_Prompt_
Your task is to copy every line of the entries that holds the word "фоновые".

[Website and app data records]
■ ■ ■ ■ ■
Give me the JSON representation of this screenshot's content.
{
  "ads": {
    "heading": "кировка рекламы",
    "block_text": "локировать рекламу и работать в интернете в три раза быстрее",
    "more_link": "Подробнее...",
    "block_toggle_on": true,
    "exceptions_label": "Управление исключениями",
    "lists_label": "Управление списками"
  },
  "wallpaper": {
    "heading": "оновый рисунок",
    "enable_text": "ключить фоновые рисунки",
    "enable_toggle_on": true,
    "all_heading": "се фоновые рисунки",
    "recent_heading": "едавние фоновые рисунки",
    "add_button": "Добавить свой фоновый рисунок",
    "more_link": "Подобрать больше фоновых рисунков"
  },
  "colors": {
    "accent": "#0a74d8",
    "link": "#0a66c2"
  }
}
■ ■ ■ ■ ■
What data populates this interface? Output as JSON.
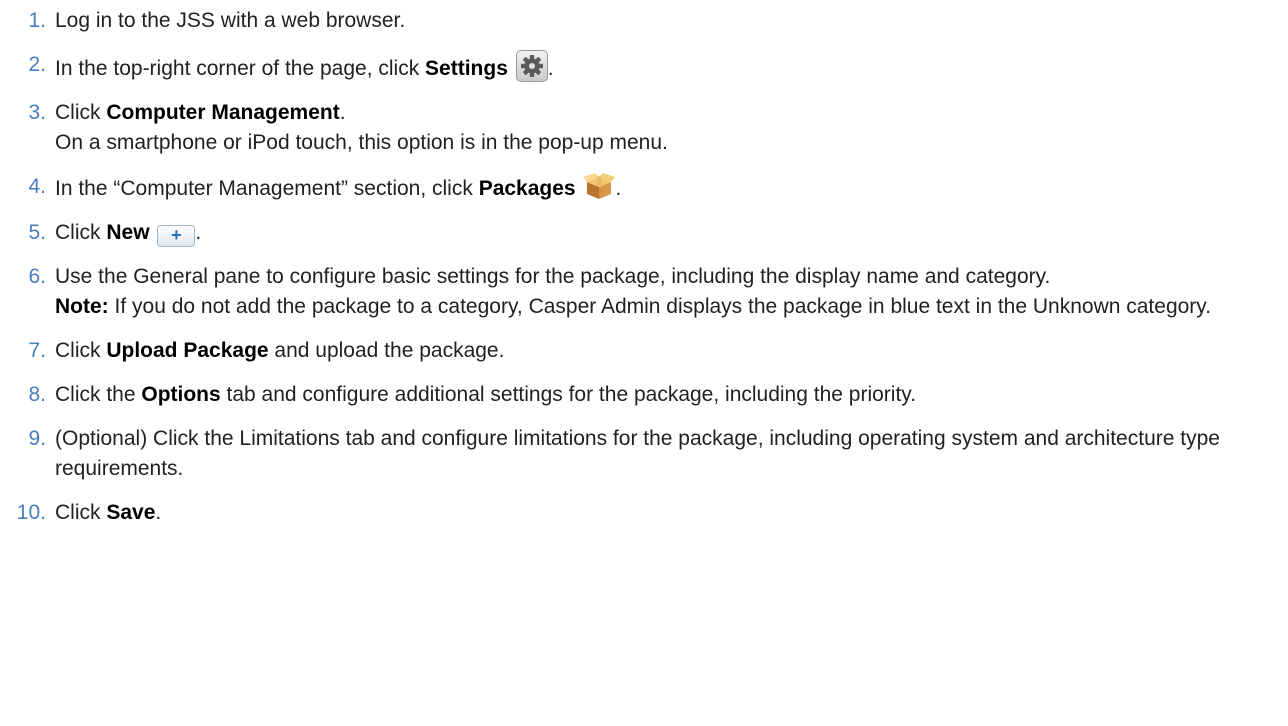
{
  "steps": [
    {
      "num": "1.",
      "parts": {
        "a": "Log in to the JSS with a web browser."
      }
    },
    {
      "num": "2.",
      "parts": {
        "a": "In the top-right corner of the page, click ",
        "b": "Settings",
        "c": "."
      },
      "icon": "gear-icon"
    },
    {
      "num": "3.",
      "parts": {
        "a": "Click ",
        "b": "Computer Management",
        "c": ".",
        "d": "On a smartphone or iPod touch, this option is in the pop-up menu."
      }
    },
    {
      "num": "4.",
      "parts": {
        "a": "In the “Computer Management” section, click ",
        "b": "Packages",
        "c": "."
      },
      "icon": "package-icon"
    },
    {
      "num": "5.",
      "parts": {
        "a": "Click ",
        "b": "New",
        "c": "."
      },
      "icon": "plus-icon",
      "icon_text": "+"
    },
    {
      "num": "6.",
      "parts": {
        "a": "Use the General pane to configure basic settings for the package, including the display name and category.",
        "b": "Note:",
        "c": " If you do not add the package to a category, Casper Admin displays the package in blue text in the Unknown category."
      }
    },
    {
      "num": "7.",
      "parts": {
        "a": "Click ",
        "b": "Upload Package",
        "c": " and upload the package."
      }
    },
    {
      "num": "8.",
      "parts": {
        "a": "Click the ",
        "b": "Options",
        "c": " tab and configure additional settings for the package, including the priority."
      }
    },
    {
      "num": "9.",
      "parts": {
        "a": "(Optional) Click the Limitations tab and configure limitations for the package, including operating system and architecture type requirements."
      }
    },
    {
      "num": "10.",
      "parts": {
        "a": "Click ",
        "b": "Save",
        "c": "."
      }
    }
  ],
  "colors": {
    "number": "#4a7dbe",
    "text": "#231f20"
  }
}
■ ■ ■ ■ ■
_Result of this exercise_
    "enable_text": "ключить фоновые рисунки",
    "all_heading": "се фоновые рисунки",
    "recent_heading": "едавние фоновые рисунки",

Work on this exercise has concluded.